The circuit breakers, which halt exchanges for 15 minutes after a 5 per cent drop in the benchmark and for the rest of the day after a 7 per cent retreat, have been criticized by analysts for deepening losses as investors scramble to exit positions before they're blocked from selling.
Regulators echoed those concerns upon suspending the mechanism, saying that it has a certain "magnet effect." When the stock market "approaches the threshold, some investors trade ahead of it, accelerating the decline towards the trigger and deepening the selloff," they said in a statement."On balance, the current negative impact outweighs the positive effect." The rout - the CSI benchmark has declined 12 per cent this week and the yuan tumbled to five-year low - has radiated across global equity markets. The Dow Jones Industrial Average average headed for a third drop of more than 1 per cent this week, the yen reached a four-month high and gold surged on haven demand.

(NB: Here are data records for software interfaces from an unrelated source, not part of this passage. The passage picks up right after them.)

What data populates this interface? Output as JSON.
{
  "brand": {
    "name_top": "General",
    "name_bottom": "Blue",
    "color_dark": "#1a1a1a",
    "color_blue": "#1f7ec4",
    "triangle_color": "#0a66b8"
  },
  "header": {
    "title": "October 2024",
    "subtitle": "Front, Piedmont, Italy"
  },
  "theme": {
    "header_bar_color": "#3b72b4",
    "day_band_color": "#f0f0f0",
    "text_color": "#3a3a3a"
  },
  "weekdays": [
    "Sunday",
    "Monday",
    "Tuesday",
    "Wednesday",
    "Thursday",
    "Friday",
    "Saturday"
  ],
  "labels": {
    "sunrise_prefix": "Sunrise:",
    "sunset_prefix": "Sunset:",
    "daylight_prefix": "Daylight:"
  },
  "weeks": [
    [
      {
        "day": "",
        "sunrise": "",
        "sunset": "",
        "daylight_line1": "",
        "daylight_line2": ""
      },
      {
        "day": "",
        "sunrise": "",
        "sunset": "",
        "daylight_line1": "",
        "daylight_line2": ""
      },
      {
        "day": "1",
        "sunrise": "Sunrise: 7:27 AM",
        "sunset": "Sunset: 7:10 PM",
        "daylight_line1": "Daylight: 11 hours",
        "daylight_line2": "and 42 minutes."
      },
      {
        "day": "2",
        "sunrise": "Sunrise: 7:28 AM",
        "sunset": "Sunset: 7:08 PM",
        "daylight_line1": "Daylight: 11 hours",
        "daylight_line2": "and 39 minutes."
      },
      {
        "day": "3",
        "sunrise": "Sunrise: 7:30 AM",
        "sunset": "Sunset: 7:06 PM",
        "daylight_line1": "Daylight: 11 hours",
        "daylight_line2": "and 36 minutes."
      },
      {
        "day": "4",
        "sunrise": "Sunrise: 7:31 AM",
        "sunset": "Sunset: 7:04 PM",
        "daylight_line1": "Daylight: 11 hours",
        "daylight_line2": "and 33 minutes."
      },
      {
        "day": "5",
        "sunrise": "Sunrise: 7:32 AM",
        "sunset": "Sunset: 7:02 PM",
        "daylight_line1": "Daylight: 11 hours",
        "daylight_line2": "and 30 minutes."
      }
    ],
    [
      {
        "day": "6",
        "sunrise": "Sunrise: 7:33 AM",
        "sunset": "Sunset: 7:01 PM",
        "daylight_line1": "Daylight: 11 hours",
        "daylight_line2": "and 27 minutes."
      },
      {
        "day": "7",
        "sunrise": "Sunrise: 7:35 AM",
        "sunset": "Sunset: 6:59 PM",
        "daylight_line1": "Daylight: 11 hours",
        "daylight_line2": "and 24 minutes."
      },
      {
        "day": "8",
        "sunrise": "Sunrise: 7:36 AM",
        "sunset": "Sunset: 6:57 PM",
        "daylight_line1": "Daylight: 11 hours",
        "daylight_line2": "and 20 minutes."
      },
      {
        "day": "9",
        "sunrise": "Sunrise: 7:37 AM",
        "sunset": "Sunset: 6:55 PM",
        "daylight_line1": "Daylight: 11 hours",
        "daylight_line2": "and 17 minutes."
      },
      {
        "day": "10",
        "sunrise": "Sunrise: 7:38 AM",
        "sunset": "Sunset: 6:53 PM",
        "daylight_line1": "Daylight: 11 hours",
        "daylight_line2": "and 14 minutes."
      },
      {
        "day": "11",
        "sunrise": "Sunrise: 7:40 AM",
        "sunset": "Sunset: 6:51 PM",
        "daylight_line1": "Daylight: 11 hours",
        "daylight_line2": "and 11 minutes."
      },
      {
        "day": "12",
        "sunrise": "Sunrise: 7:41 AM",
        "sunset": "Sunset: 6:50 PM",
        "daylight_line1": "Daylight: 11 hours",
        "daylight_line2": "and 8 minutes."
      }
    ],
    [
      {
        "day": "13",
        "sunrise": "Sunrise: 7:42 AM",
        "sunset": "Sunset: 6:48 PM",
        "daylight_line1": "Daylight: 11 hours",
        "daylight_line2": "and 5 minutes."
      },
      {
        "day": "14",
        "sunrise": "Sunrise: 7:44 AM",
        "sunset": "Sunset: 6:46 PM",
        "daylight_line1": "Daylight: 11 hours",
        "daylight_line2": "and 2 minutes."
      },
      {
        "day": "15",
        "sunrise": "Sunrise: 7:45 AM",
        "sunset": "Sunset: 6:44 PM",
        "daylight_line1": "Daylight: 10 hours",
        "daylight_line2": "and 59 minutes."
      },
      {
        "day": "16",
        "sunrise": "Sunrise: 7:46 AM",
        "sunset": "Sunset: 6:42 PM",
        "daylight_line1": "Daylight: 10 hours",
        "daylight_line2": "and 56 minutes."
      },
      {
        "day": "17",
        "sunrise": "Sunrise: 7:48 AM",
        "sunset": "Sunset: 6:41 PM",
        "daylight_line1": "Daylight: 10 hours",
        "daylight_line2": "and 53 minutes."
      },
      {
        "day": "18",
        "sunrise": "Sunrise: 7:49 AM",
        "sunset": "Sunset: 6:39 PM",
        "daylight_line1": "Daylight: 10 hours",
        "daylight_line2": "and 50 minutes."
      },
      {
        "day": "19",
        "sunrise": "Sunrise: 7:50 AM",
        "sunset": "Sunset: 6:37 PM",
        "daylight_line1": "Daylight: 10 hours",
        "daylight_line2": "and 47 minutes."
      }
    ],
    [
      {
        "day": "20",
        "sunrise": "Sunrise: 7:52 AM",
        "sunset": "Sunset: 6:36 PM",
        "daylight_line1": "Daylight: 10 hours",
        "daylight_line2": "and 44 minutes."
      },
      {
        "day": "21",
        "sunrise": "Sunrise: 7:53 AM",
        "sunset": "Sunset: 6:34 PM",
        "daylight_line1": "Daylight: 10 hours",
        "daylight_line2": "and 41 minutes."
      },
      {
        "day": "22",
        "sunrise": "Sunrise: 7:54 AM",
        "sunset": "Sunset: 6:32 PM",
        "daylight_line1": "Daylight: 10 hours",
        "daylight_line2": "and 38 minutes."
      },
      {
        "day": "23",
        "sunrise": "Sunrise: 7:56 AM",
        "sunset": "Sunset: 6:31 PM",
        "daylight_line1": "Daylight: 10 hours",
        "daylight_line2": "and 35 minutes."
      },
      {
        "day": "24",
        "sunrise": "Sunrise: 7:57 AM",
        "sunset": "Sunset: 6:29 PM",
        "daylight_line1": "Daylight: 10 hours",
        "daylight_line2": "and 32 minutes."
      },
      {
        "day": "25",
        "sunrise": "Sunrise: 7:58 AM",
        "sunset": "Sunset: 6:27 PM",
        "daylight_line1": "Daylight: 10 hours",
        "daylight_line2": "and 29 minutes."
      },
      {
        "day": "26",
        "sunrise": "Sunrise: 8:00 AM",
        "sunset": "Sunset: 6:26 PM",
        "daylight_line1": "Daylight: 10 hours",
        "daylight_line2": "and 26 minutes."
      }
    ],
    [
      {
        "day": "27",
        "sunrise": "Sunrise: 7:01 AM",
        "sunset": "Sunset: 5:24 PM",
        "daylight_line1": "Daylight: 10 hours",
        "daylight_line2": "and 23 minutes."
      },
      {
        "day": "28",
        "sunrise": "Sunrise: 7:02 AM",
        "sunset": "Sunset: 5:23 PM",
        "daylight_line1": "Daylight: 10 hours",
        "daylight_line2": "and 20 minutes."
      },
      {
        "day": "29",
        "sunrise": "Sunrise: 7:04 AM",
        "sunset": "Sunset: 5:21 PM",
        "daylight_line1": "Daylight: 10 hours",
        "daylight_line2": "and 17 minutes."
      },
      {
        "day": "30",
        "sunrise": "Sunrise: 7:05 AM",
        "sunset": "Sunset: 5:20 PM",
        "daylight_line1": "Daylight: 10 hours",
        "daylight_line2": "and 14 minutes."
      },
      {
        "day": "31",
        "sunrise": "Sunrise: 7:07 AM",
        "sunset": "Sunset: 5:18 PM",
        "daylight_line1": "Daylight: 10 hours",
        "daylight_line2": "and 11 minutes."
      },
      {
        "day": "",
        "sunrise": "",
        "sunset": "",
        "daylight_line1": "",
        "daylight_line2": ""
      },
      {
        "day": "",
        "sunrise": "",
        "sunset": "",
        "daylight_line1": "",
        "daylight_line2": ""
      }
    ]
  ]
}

While China's economy is showing signs of stability after decelerating to its slowest annual pace since 1990, investors are concerned how deftly, or ineptly, the authorities will manage its equities and the currency.
The stock market has gone from boom to bust and back again more times in the past 12 months than most major peers do over the course of a decade.
On the currency front, policy makers have pledged to keep the yuan stable, drawing down a record US$108 billion from foreign reserves last month to prop it up. At the same time, the People's Bank of China set its reference rate at unexpectedly weak levels this week, raising speculation that it's more tolerant of depreciation to spur exports.
"The more alarming thing is that they weakened the currency after saying they wouldn't," said Patrick Chovanec, New York- based chief strategist at Silvercrest Asset Management Group. "So that raises all these issues of mixed signals, confusion. It is very unclear what the policy is, whether they know what the policy is, whether they know how to implement the policy." Officials proposed circuit breakers in the wake of a market crash in June and saddled many of the nation's 99 million individual investors with losses. The mechanism adds to trading restrictions that include a 10 per cent limit on daily swings for individual stocks and a so-called T+1 rule preventing investors from buying and selling the same shares in a single day.
Critics say circuit breakers exacerbated the stock rout because investors expedite the selling for fears of being locked out. The threshold for trading halts is set so low that they would have kicked in 20 times last summer alone. In the US, trading is halted temporarily after declines of 7 per cent and 13 per cent in the Standard & Poor's 500 Index, and only suspended for the rest of the day if losses reach 20 per cent.
"Knowing that the market is going to be shut down and people are not able to trade that adds a lot of anxiety to traders," said Michael Mullaney, who helps manage US$12 billion as chief investment officer at Fiduciary Trust Co. in Boston. "They've been ineffective." Chinese regulators moved to control the damage earlier Thursday, imposing a new limit on the amount of stock that major corporate shareholders can sell. That followed intervention by government funds to prop up shares on Tuesday, according to people familiar with the matter.
China's central bank is considering new measures to prevent high volatility in the exchange rate and will continue to intervene in the currency market, according to people familiar with the matter. Measures being considered aim to restrict arbitrage between onshore and offshore rates, the people said. The monetary authority didn't reply to a fax seeking comment.